» **Work request**
Print every record below exactly as it stands.

Dataset rows describing interfaces:
=-=-=
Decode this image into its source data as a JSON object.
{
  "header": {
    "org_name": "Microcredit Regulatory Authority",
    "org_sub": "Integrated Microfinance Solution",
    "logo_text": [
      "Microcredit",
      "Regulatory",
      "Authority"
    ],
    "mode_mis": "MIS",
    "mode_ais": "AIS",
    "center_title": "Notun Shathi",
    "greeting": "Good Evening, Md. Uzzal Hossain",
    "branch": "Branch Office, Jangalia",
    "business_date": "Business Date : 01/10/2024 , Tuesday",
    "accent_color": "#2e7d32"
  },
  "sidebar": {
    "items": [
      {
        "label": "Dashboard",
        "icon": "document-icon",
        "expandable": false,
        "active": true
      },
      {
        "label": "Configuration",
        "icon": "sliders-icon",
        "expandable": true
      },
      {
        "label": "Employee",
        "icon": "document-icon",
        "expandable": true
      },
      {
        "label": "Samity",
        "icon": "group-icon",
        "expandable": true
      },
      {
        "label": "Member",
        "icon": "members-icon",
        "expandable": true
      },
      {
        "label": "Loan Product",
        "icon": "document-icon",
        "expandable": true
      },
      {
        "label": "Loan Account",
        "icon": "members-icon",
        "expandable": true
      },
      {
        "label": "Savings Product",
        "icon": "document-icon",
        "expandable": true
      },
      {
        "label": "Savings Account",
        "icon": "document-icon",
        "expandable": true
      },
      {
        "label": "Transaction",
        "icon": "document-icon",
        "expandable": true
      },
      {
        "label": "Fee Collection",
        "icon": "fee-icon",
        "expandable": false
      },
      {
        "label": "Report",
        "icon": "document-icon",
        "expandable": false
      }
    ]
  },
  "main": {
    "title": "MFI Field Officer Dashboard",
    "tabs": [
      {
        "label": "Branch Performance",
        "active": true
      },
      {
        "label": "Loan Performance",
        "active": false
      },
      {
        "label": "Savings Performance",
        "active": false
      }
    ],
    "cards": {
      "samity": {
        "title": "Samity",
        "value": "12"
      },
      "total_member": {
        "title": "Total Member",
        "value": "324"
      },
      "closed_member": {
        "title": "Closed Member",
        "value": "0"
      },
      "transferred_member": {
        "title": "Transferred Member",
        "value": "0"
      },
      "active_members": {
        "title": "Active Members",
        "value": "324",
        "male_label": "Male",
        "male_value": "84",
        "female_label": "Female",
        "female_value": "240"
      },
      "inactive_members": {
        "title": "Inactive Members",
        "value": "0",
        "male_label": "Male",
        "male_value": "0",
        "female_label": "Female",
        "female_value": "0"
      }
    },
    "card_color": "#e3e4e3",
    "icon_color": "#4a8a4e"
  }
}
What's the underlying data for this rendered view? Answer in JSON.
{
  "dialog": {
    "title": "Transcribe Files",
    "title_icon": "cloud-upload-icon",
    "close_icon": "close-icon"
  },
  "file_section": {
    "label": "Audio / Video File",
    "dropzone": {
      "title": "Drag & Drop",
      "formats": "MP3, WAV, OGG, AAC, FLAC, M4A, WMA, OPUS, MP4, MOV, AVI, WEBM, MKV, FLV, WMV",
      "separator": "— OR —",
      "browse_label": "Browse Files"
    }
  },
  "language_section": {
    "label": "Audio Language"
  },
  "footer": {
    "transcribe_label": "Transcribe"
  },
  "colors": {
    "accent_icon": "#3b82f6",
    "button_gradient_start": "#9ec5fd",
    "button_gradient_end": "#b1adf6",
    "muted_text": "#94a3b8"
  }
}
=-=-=
» **Solved exercise**
Decode this image into its source data as a JSON object.
{
  "header": {
    "org_name": "Microcredit Regulatory Authority",
    "org_sub": "Integrated Microfinance Solution",
    "logo_text": [
      "Microcredit",
      "Regulatory",
      "Authority"
    ],
    "mode_mis": "MIS",
    "mode_ais": "AIS",
    "center_title": "Notun Shathi",
    "greeting": "Good Evening, Md. Uzzal Hossain",
    "branch": "Branch Office, Jangalia",
    "business_date": "Business Date : 01/10/2024 , Tuesday",
    "accent_color": "#2e7d32"
  },
  "sidebar": {
    "items": [
      {
        "label": "Dashboard",
        "icon": "document-icon",
        "expandable": false,
        "active": true
      },
      {
        "label": "Configuration",
        "icon": "sliders-icon",
        "expandable": true
      },
      {
        "label": "Employee",
        "icon": "document-icon",
        "expandable": true
      },
      {
        "label": "Samity",
        "icon": "group-icon",
        "expandable": true
      },
      {
        "label": "Member",
        "icon": "members-icon",
        "expandable": true
      },
      {
        "label": "Loan Product",
        "icon": "document-icon",
        "expandable": true
      },
      {
        "label": "Loan Account",
        "icon": "members-icon",
        "expandable": true
      },
      {
        "label": "Savings Product",
        "icon": "document-icon",
        "expandable": true
      },
      {
        "label": "Savings Account",
        "icon": "document-icon",
        "expandable": true
      },
      {
        "label": "Transaction",
        "icon": "document-icon",
        "expandable": true
      },
      {
        "label": "Fee Collection",
        "icon": "fee-icon",
        "expandable": false
      },
      {
        "label": "Report",
        "icon": "document-icon",
        "expandable": false
      }
    ]
  },
  "main": {
    "title": "MFI Field Officer Dashboard",
    "tabs": [
      {
        "label": "Branch Performance",
        "active": true
      },
      {
        "label": "Loan Performance",
        "active": false
      },
      {
        "label": "Savings Performance",
        "active": false
      }
    ],
    "cards": {
      "samity": {
        "title": "Samity",
        "value": "12"
      },
      "total_member": {
        "title": "Total Member",
        "value": "324"
      },
      "closed_member": {
        "title": "Closed Member",
        "value": "0"
      },
      "transferred_member": {
        "title": "Transferred Member",
        "value": "0"
      },
      "active_members": {
        "title": "Active Members",
        "value": "324",
        "male_label": "Male",
        "male_value": "84",
        "female_label": "Female",
        "female_value": "240"
      },
      "inactive_members": {
        "title": "Inactive Members",
        "value": "0",
        "male_label": "Male",
        "male_value": "0",
        "female_label": "Female",
        "female_value": "0"
      }
    },
    "card_color": "#e3e4e3",
    "icon_color": "#4a8a4e"
  }
}
What's the underlying data for this rendered view? Answer in JSON.
{
  "dialog": {
    "title": "Transcribe Files",
    "title_icon": "cloud-upload-icon",
    "close_icon": "close-icon"
  },
  "file_section": {
    "label": "Audio / Video File",
    "dropzone": {
      "title": "Drag & Drop",
      "formats": "MP3, WAV, OGG, AAC, FLAC, M4A, WMA, OPUS, MP4, MOV, AVI, WEBM, MKV, FLV, WMV",
      "separator": "— OR —",
      "browse_label": "Browse Files"
    }
  },
  "language_section": {
    "label": "Audio Language"
  },
  "footer": {
    "transcribe_label": "Transcribe"
  },
  "colors": {
    "accent_icon": "#3b82f6",
    "button_gradient_start": "#9ec5fd",
    "button_gradient_end": "#b1adf6",
    "muted_text": "#94a3b8"
  }
}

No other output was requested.